Read the FCR's letter in full here.
The Cutaneous Lymphoma Foundation will be joining the National Organization for Rare Disorders (NORD) and others around the world in observing Rare Disease Day on February 28, 2014. On this day, millions of patients and their families will share their stories to focus a spotlight on rare diseases as a global public health concern.
To learn how you can get involved in the United States, visit rarediseaseday.us.
To read how Rare Disease Day is being observed worldwide, visit www.rarediseaseday.org.
Want to get involved?
One Voice Against Cancer (OVAC) is a collaboration of non-profit organizations whose purpose is to advocate as "one voice" on behalf of those affected by cancer to make Congress and the White House aware of issues related to a cancer diagnosis and the need for increased spending for cancer research. Click here to learn more about OVAC's purpose and current stance on cancer research.
Want your voice heard concerning the FDA's regulation of medical products? Visit the FDA's new Patient Network website!
With their new website, the FDA welcomes the unique perspective of patients, family members, caregivers and patient advocates directly affected by serious disease, to the Agency’s decision-making processes. Get involved....your voice counts!
Ever wonder why you may be asked to frequently contact your congressional representative on the same bill? Truth is, Congress can vote on a bill five times before it becomes law. Why five times?

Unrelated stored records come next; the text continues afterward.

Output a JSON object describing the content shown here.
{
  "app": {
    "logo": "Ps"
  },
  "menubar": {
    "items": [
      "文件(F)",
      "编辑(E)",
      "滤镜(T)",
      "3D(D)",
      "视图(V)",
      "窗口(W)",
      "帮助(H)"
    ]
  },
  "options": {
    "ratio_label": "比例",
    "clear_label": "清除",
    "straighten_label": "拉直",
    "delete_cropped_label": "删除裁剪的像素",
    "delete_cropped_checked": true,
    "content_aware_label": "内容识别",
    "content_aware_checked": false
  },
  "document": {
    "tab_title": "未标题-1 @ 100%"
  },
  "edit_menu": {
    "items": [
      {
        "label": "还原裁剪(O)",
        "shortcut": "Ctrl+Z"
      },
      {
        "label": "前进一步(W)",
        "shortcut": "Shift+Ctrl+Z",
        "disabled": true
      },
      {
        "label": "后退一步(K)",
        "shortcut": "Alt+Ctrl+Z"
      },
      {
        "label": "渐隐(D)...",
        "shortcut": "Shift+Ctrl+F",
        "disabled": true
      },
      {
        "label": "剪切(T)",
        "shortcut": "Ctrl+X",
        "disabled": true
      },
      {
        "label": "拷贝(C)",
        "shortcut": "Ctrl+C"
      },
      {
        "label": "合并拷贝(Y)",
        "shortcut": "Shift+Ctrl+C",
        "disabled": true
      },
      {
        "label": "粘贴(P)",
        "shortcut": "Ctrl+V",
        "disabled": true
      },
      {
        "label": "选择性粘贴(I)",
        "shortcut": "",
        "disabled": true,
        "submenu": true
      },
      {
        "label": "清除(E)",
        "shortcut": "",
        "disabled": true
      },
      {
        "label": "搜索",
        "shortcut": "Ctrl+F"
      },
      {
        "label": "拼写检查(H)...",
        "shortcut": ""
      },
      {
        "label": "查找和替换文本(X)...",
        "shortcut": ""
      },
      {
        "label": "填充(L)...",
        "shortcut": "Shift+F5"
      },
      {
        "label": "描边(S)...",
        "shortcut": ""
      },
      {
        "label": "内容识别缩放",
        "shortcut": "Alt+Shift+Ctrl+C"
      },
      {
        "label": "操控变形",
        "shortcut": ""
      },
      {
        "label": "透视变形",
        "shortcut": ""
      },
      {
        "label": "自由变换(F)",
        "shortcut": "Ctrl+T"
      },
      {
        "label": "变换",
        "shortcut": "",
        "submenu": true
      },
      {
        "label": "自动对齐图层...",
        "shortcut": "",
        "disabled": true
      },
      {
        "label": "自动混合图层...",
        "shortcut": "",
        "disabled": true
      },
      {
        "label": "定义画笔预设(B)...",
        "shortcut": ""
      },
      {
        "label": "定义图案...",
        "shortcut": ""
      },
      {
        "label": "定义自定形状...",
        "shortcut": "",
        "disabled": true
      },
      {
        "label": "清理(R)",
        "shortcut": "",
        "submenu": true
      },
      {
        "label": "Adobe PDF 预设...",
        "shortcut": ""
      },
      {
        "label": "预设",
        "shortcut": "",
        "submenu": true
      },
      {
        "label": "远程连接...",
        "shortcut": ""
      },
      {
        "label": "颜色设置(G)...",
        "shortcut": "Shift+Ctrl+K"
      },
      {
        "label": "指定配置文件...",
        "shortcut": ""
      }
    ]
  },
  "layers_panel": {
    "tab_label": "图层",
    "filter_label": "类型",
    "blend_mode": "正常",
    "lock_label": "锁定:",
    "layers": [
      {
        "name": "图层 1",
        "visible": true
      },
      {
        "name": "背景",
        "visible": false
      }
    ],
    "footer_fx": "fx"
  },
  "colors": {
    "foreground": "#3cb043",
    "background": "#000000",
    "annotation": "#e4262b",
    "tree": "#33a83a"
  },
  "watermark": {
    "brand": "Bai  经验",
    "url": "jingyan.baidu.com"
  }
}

And, why is it so important for you to act each time? Watch the American Cancer Society 90-second video to explain it all.